my original ambition. We decided that the best plan for us was to not scramble back down Dove Crag as it would be incredibly difficult and too many risk factors were involved, the main one being that we would most likely slip down the snowy edge. So instead, we made the decision to take a detour, which would ultimately increase the walk by an extra hour, but would be a lot less risky. So we left the fell by going along the ridge, Hartstop-over-howe. This departure
was lengthy but safer. It also became incredibly difficult in the wind conditions, nothing I’ve ever experienced before, being knocked over by the wind at several points. This walk down almost took around 2 hours in total, incredibly tiring after the initial walk up the fell. Other fells we could see from the ridge were Hart Crag and Fairfield.
Snow way down
View from the Summit
Mountain Contour Map showing Dove Crag (bottom left), St Sunday Crag, Hartstop and the Kirkstone Pass (Walking English Man http://www.walkingenglishman.com/lakes40.html)
View from the Summit This photo (to the right) was taken just round the corner from the summit, on our way back down the fell. Looking out from the crag, eastwards we could look upon High Street and St Sunday, which were also incredible fells. This shot was taken right at the summit and the fell we can see in it is High Street. I personally think this whole expedition was a great success; we reached the summit, which we originally thought
would be impossible with the weather conditions we had to deal with. I’d of also like to of spend longer at the top of the fell, mainly so I could document more of the mountain and the surrounding landscape, as on the day, the sky was incredibly misty and covered in clouds, but we weren’t able to on this particular day. This is also a very memorable day for me, as I haven’t reached the summit of Dove Crag before and I’m

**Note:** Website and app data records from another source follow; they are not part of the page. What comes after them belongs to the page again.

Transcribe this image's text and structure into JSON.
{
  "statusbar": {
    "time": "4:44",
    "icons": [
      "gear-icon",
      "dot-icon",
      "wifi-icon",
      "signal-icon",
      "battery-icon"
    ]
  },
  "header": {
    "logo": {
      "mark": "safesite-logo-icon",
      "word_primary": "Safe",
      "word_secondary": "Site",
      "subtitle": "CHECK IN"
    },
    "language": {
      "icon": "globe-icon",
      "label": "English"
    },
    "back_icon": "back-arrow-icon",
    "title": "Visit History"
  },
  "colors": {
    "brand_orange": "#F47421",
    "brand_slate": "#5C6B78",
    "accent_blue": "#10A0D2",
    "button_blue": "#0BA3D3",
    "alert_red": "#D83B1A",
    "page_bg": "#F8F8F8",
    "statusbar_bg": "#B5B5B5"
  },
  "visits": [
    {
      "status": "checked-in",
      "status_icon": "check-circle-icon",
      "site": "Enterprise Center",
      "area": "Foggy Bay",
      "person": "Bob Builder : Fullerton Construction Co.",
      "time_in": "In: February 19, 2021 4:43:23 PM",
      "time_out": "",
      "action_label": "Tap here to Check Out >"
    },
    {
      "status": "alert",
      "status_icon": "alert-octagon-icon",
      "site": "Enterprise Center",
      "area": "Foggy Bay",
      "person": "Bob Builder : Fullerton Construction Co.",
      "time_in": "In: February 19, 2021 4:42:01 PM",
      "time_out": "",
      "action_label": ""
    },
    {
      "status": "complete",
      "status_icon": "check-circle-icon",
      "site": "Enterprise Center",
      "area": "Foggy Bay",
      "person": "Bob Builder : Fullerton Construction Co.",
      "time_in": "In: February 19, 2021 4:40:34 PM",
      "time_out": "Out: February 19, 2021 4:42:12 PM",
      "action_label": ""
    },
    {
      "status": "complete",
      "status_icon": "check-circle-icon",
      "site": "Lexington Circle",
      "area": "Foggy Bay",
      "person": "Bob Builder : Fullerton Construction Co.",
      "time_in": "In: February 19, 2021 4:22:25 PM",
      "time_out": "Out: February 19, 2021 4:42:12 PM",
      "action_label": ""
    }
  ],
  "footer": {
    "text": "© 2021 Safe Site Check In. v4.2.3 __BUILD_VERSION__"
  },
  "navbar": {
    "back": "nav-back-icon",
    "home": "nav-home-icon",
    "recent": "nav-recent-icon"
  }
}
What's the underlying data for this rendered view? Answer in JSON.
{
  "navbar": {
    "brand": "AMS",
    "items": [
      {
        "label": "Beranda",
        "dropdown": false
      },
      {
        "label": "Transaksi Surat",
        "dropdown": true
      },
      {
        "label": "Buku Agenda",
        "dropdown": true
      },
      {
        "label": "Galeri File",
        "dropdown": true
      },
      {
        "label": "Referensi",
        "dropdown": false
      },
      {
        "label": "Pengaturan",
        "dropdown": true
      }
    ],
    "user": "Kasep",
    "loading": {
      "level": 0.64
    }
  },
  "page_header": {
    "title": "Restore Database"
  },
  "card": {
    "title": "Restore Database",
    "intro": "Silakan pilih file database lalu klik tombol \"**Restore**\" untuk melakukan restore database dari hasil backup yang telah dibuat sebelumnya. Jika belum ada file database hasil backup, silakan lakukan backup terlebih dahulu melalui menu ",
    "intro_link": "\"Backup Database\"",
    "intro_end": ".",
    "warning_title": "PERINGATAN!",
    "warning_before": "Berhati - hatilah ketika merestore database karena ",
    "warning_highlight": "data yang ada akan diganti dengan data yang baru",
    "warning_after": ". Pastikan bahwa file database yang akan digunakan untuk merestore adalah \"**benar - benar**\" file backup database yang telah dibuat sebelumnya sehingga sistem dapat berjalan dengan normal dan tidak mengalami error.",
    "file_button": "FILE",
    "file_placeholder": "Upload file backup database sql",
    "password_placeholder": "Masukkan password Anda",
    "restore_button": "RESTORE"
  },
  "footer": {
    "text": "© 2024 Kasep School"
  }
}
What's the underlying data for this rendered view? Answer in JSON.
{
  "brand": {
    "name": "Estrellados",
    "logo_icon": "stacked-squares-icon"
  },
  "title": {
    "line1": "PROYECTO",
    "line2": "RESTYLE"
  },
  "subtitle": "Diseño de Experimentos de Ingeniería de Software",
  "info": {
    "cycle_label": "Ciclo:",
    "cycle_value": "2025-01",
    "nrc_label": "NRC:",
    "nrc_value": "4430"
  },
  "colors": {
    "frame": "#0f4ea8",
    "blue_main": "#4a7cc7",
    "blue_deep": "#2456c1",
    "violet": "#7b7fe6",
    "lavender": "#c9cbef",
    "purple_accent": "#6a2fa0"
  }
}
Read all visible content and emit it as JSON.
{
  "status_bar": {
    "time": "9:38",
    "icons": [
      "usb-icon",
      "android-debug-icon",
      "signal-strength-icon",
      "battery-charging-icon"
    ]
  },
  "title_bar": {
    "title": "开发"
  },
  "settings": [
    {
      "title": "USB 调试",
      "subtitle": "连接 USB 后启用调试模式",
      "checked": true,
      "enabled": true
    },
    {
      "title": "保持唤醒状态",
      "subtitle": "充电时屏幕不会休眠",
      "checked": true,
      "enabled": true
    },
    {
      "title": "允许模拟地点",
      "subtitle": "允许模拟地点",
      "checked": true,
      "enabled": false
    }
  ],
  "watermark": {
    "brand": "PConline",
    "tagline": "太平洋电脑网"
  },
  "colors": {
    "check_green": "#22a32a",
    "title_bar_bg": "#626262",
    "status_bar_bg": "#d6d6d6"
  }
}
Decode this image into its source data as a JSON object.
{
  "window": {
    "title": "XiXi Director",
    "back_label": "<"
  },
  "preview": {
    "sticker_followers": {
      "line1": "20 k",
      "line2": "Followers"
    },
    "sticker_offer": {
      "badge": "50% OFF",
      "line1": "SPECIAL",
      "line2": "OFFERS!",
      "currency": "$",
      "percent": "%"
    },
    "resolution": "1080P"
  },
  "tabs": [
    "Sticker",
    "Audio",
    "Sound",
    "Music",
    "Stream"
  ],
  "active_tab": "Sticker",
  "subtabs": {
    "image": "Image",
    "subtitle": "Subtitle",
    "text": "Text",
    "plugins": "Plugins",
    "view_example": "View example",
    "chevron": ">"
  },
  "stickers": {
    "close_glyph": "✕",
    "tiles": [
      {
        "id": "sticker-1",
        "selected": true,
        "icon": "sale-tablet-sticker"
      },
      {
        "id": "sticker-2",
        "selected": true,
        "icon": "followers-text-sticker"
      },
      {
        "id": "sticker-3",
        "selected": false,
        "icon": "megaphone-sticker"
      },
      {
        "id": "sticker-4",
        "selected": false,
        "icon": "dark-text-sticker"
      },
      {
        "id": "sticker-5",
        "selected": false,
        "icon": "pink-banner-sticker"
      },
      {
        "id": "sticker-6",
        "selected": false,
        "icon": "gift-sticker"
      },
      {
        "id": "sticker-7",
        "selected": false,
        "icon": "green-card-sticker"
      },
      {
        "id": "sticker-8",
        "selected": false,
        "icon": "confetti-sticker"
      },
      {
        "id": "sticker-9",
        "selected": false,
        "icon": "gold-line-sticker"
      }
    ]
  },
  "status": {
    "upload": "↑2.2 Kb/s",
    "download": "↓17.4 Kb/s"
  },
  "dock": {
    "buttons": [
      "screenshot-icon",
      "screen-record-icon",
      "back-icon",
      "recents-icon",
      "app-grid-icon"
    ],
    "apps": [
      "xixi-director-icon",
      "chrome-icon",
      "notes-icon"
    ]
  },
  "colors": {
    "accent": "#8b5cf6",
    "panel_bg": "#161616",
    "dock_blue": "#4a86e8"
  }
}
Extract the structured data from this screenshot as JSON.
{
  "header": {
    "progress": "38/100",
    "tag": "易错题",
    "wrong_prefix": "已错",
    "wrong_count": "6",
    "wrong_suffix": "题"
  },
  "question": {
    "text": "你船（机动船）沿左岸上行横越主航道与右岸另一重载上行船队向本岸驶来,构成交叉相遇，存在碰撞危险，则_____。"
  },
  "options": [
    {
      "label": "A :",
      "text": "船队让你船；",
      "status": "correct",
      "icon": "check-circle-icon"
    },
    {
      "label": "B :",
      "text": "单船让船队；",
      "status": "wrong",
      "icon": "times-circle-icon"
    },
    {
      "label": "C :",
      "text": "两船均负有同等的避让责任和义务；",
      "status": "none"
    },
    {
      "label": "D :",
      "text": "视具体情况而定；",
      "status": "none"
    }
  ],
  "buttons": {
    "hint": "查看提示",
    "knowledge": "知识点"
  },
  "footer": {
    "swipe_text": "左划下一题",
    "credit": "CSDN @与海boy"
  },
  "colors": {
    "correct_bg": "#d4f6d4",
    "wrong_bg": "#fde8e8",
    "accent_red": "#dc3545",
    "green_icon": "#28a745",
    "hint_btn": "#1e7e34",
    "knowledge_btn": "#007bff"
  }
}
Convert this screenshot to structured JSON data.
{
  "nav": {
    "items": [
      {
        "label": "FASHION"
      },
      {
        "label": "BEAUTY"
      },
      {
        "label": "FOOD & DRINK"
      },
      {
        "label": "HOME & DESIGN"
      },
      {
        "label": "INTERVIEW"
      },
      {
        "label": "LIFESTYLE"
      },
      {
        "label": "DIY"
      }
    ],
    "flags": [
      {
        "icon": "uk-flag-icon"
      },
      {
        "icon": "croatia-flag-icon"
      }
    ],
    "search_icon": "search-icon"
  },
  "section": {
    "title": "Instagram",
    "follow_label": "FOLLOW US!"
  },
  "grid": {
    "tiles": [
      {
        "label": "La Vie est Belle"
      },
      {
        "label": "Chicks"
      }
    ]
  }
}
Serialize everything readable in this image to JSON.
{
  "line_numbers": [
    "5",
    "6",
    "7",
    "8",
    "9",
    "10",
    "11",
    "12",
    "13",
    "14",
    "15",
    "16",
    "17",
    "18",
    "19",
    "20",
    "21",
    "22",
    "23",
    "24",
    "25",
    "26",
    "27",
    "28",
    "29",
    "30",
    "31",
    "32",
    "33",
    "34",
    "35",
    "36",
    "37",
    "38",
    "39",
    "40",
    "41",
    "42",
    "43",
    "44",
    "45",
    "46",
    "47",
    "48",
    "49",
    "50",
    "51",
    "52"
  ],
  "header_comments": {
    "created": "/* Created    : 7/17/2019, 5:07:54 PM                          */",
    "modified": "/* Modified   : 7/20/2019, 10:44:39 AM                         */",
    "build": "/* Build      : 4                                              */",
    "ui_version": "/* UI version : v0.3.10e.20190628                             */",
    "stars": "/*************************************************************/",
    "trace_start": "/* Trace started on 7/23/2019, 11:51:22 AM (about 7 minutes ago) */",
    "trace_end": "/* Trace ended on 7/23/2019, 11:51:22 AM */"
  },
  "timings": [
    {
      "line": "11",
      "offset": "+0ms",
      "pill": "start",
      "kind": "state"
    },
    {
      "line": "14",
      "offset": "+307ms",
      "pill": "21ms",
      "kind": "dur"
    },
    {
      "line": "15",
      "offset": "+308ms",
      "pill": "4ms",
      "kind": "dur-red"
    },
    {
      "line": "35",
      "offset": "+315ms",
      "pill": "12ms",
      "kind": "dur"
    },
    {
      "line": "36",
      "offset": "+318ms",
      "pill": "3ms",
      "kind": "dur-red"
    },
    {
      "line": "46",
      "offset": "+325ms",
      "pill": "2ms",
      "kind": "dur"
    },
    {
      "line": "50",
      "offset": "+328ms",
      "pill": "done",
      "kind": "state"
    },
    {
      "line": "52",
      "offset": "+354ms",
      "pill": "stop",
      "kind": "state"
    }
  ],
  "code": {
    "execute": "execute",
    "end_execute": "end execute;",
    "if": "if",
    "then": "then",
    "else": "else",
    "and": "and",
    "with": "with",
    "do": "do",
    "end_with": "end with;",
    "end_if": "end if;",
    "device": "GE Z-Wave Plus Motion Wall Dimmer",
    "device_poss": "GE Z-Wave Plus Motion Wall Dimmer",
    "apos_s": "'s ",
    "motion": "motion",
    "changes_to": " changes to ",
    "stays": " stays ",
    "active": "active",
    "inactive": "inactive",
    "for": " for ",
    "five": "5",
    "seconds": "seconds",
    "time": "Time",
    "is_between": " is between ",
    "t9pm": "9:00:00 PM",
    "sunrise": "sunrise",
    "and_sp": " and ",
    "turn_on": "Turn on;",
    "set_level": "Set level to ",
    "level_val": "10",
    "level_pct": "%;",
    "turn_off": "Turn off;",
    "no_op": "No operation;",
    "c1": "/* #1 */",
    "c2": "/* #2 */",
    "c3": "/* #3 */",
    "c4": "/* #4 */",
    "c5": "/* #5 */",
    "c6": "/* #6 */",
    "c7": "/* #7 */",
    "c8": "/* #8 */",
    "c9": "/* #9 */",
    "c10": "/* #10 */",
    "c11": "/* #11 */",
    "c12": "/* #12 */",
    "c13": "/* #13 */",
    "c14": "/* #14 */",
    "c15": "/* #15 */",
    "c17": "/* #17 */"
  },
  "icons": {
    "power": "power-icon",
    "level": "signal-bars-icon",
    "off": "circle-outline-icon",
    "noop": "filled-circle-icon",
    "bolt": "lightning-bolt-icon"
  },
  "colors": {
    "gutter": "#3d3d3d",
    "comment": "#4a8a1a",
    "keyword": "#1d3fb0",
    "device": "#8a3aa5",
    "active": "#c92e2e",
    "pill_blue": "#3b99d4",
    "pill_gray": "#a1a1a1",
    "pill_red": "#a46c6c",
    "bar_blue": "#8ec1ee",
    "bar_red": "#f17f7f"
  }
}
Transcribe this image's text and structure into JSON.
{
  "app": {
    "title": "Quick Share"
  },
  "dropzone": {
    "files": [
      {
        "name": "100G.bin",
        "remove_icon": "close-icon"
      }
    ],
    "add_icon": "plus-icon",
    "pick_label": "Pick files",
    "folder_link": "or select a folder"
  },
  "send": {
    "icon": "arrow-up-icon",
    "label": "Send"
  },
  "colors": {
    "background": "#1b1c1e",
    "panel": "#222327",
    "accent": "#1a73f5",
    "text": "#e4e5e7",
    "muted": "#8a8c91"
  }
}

proud of how well we coped with the conditions. Although my dream is now to organise a day later in the year, with better weather so I can one day get to Priest’s Hole and see the incredible view from there.
Photographer & Author Sarah Rush-Williams